These approaches to reduce plastic waste support Welsh ministerial plans to move towards a circular economy, where products/packaging never become waste, but contribute positively to the economy.
This blog looks at the DEFRA proposals in more detail.
Extended Producer Responsibility
Introduced by the EU Waste Framework Directive, EPR is a way of encouraging producers to consider the post-consumer phase of a product’s lifecycle by giving them responsibility for its end of life management, including the waste management costs. This is in line with the ‘polluter pays’ principle.
A 2018 report by Eunomia, commissioned by the Welsh Government, on options for extended producer responsibility in Wales identified options, in line with EPR principles, to tackle a number of issues associated with key food and drink (F&D) packaging and associated littering in Wales.
The report recommended the Welsh Government should seek to achieve full cost recovery, dropping to 80% in some cases, from producers. It suggested this would rebalance ‘costs away from citizens/taxpayers towards consumers/producers’ in line with Welsh Government’s well-being goals of a prosperous and more equal economy.
In a Plenary statement on the 8 May 2018 on EPR developments in Wales, the then Minister for the Environment, Hannah Blythyn AM, said:
Since this report was commissioned, there have been developments at a UK level, and in some areas it makes sense for us to work together with DEFRA and the other devolved administrations.
Under the proposed EPR system being jointly consulted on, businesses and manufacturers will pay the full cost of recycling or disposing of their packaging waste. The proposals aim ‘to see a reduction in the use of unnecessary and difficult to recycle packaging’:
we want more packaging to be designed for optimal recyclability, we want more packaging waste to be recycled and we want more packaging to be made from recycled material.
Deposit Return Scheme
The purpose of a DRS is to encourage the return of materials into an organised reuse, recycling or treatment/disposal process. The basic principle of deposit systems on beverage packaging is that consumers, on purchasing beverage products, pay an additional fee on the packaging in the form of a deposit. The OECD defines DRS as:
… the surcharge on the price of potentially polluting products.
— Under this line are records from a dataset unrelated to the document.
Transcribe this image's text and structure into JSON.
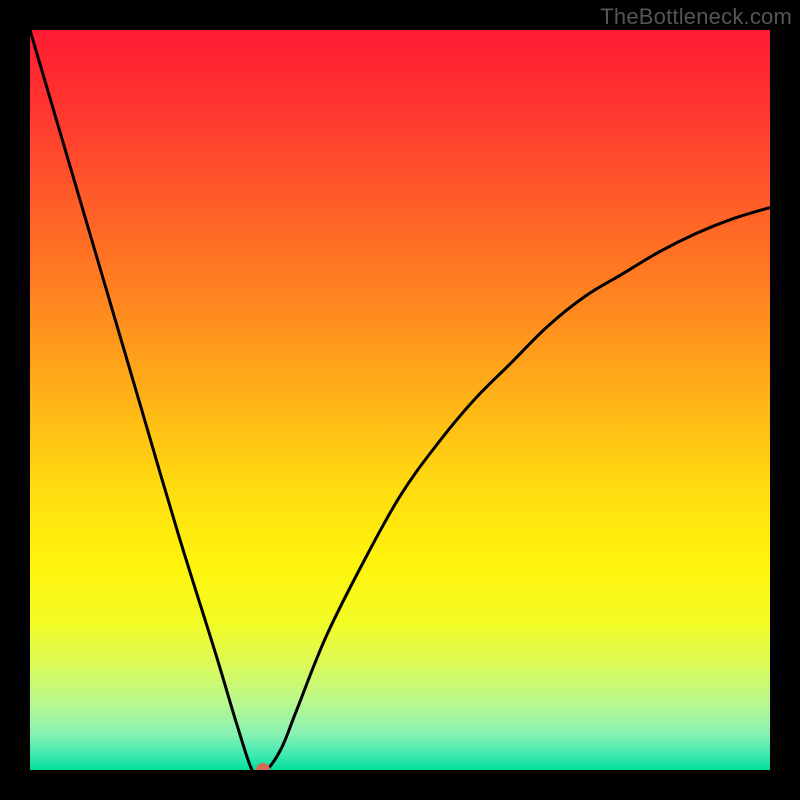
{
  "watermark": {
    "text": "TheBottleneck.com"
  },
  "chart_data": {
    "type": "line",
    "title": "",
    "xlabel": "",
    "ylabel": "",
    "xlim": [
      0,
      100
    ],
    "ylim": [
      0,
      100
    ],
    "grid": false,
    "series": [
      {
        "name": "bottleneck-curve",
        "x": [
          0,
          5,
          10,
          15,
          20,
          25,
          28,
          30,
          31,
          32,
          34,
          36,
          40,
          45,
          50,
          55,
          60,
          65,
          70,
          75,
          80,
          85,
          90,
          95,
          100
        ],
        "values": [
          100,
          83,
          66,
          49,
          32,
          16,
          6,
          0,
          0,
          0,
          3,
          8,
          18,
          28,
          37,
          44,
          50,
          55,
          60,
          64,
          67,
          70,
          72.5,
          74.5,
          76
        ]
      }
    ],
    "marker": {
      "x": 31.5,
      "y": 0,
      "color": "#d86a5a"
    },
    "background_gradient": {
      "stops": [
        {
          "offset": 0.0,
          "color": "#ff1b32"
        },
        {
          "offset": 0.12,
          "color": "#ff3a2f"
        },
        {
          "offset": 0.25,
          "color": "#ff6227"
        },
        {
          "offset": 0.38,
          "color": "#ff8a1f"
        },
        {
          "offset": 0.5,
          "color": "#ffb317"
        },
        {
          "offset": 0.62,
          "color": "#ffdc10"
        },
        {
          "offset": 0.72,
          "color": "#fff40c"
        },
        {
          "offset": 0.8,
          "color": "#f3fb24"
        },
        {
          "offset": 0.86,
          "color": "#d9fa5a"
        },
        {
          "offset": 0.91,
          "color": "#b8f88f"
        },
        {
          "offset": 0.95,
          "color": "#8af2b3"
        },
        {
          "offset": 0.98,
          "color": "#3de9b0"
        },
        {
          "offset": 1.0,
          "color": "#00df9a"
        }
      ]
    },
    "line_color": "#000000",
    "line_width": 3
  }
}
When pollution is avoided by returning the products or their residuals, a refund of the surcharge is granted.
The joint proposals set out two potential models – the ‘all-in’ model, which would not place any restrictions on the size of drinks containers within the scope of a DRS, targeting a large amount of drinks containers placed on the market, irrespective of size. The alternative ‘on-the-go’ model would restrict the drinks containers in the scope of the DRS to those less than 750ml in size and sold in single format containers. This would target containers most often sold for consumption outside the home, and those that are more likely to escape recycling waste streams.
The consultation introduces the concept of a central organisation or body to manage the DRS operation, and proposes a new not-for-profit body, the Deposit Management Organisation (DMO), which would be established for the purpose of running the DRS:
- Due to the proposed management of financial flows, a monitoring and enforcement body would be needed to monitor and audit DMO operations to ensure the system is operating fairly and transparently
The UK Government has said that the proposals:
… could drive up the recycling of an estimated three billion plastic bottles which are currently incinerated, sent to landfill or left to pollute streets, countryside and the marine environment.
Plastic Packaging Tax
A single use plastics tax was put forward by the Welsh Government as one of four new taxes considered by the Cabinet Secretary for Finance. The UK Government then announced a call for evidence on taxation around single-use plastics. The Welsh Government has opted “to work with the UK Exchequer to try and have a UK-wide single-use plastic tax”.
Plastic waste and packaging waste are important issues. Every year in the UK, we generate around 11 million tonnes of packaging waste as a whole 2.3 million tonnes of which is plastic packaging waste.
The Treasury’s proposed plastic tax would come into force from April 2022, and is aimed at creating a financial incentive to use recycled plastics over virgin materials.
The proposed tax is intended to encourage an increase in the amount of recycled plastic content in plastic packaging produced and sold in the UK, as such will cover materials manufactured or imported into the UK. However, to ‘ensure that UK manufacturers are not at a competitive disadvantage, exports of chargeable plastic packaging will not be subject to the tax’.
Article by Lorna Scurlock, Senedd Research, National Assembly for Wales